* Exercise prompt:
Among the lines of the data below, count those that hold the word "class". Answer with the number alone.

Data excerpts
>>>

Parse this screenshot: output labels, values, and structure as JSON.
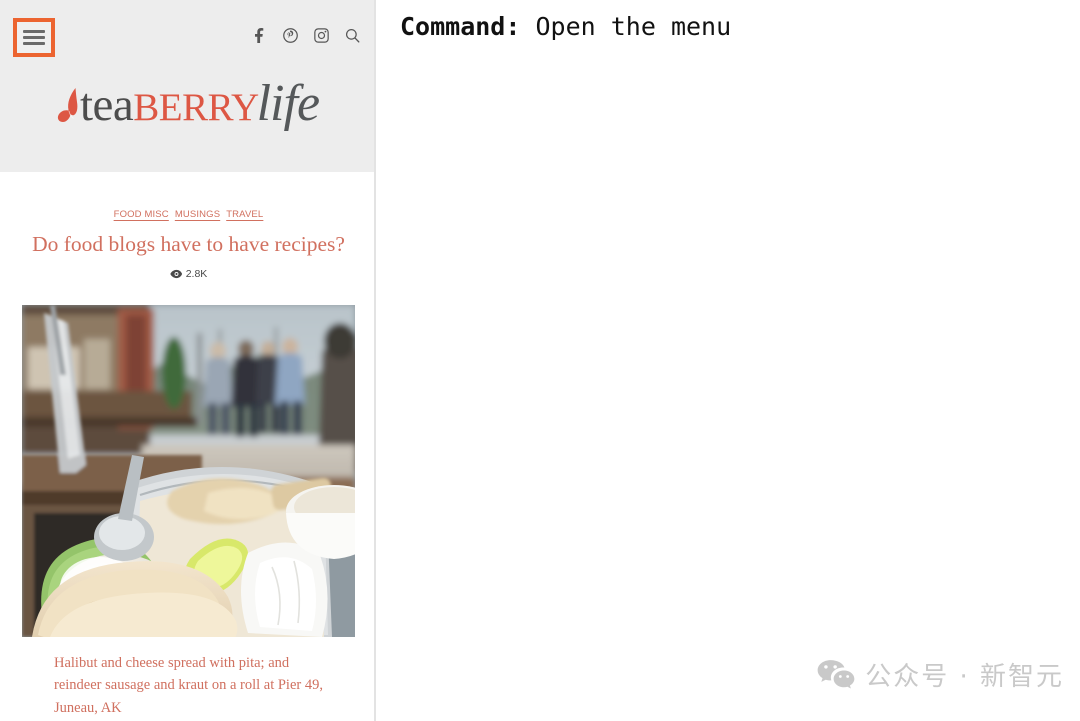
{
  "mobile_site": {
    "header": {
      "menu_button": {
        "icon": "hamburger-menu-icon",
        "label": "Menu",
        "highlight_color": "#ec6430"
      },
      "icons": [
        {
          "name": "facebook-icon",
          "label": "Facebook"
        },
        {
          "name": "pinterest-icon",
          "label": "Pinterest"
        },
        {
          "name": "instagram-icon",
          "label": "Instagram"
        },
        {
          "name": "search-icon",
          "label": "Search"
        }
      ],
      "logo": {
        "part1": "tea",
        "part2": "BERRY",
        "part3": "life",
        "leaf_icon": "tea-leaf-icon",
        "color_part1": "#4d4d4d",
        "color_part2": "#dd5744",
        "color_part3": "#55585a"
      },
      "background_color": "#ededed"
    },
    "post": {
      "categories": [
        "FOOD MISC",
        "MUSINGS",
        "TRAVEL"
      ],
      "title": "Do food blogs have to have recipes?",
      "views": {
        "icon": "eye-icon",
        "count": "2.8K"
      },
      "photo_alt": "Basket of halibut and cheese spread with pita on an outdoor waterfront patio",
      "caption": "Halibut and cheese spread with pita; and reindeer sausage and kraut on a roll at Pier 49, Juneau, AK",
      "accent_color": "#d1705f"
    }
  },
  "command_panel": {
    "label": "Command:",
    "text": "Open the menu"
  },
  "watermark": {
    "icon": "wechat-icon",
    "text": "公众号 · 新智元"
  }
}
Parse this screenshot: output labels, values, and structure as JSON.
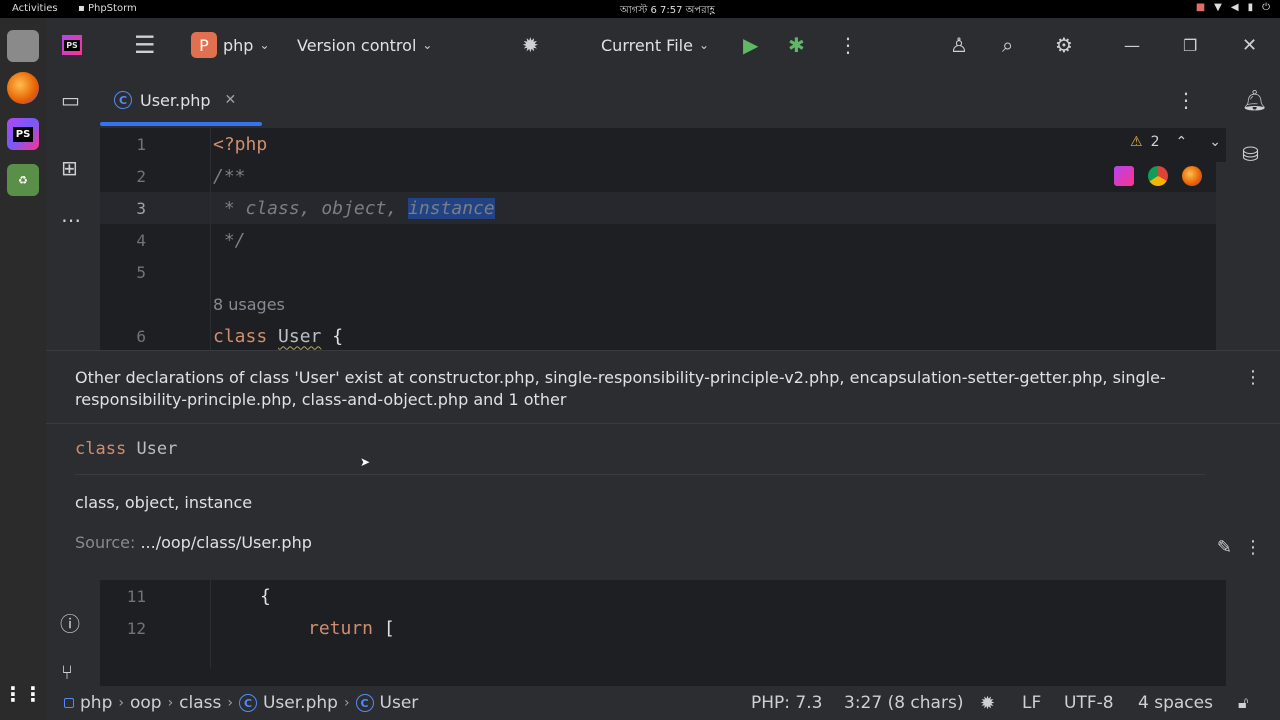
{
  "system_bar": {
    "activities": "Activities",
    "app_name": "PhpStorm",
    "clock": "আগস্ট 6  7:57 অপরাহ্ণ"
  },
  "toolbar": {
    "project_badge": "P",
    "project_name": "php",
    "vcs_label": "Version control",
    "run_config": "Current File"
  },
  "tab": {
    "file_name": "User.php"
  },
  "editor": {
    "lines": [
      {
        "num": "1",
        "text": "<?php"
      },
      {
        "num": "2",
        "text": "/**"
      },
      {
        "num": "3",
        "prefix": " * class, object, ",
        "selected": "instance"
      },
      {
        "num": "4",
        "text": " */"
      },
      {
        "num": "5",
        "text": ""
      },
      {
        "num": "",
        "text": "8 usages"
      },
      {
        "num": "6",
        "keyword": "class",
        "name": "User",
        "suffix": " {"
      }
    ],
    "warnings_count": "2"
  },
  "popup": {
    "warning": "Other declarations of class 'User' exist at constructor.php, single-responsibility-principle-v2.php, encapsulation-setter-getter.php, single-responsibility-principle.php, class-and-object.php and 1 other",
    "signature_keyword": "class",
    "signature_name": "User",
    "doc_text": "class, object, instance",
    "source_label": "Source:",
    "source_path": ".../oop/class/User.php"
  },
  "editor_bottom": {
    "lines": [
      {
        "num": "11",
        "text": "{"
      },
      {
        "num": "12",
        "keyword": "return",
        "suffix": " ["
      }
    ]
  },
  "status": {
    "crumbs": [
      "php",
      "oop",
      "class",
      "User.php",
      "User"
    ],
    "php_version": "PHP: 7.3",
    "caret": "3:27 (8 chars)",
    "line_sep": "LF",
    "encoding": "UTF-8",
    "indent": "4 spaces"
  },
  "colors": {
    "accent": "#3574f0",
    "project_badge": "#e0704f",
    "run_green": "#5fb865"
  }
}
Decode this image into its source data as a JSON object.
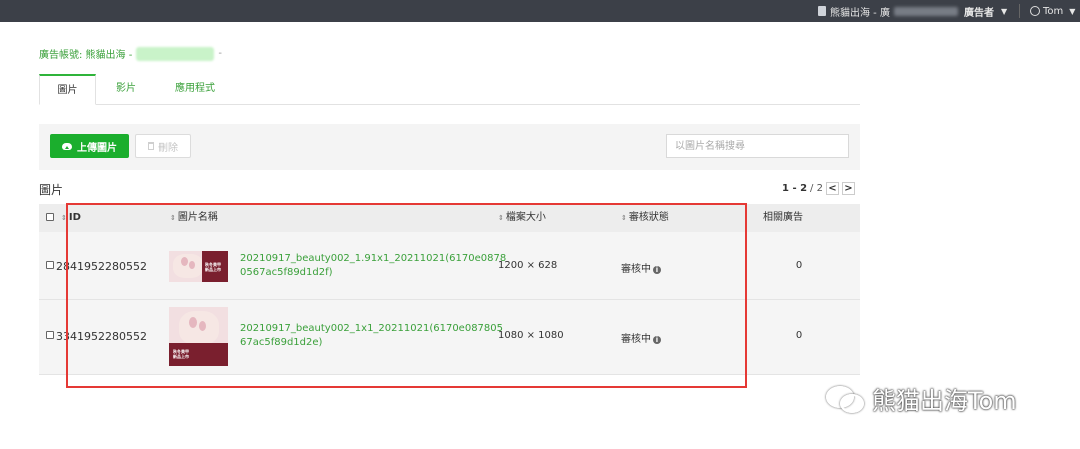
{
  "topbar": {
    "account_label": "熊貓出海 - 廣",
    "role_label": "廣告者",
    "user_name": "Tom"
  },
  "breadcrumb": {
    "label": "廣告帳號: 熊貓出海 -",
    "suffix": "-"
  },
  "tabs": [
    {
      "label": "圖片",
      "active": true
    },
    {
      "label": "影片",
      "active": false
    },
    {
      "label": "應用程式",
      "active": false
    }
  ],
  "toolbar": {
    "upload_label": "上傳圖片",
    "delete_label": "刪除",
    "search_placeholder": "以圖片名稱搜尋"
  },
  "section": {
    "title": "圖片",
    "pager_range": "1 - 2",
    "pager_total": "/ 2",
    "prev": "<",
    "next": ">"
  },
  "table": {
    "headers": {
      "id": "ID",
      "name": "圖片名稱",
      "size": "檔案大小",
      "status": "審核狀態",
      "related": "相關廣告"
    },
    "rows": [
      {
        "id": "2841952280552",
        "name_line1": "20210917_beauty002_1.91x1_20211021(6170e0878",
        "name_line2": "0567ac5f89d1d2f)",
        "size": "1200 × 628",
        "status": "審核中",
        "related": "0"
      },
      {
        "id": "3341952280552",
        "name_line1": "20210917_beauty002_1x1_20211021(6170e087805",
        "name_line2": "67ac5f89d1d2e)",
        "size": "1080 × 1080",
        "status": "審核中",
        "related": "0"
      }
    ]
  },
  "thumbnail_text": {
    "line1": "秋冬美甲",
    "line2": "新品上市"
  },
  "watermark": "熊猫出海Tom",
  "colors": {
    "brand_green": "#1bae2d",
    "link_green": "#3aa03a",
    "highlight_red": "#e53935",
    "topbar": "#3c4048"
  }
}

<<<

* Result of this task:
7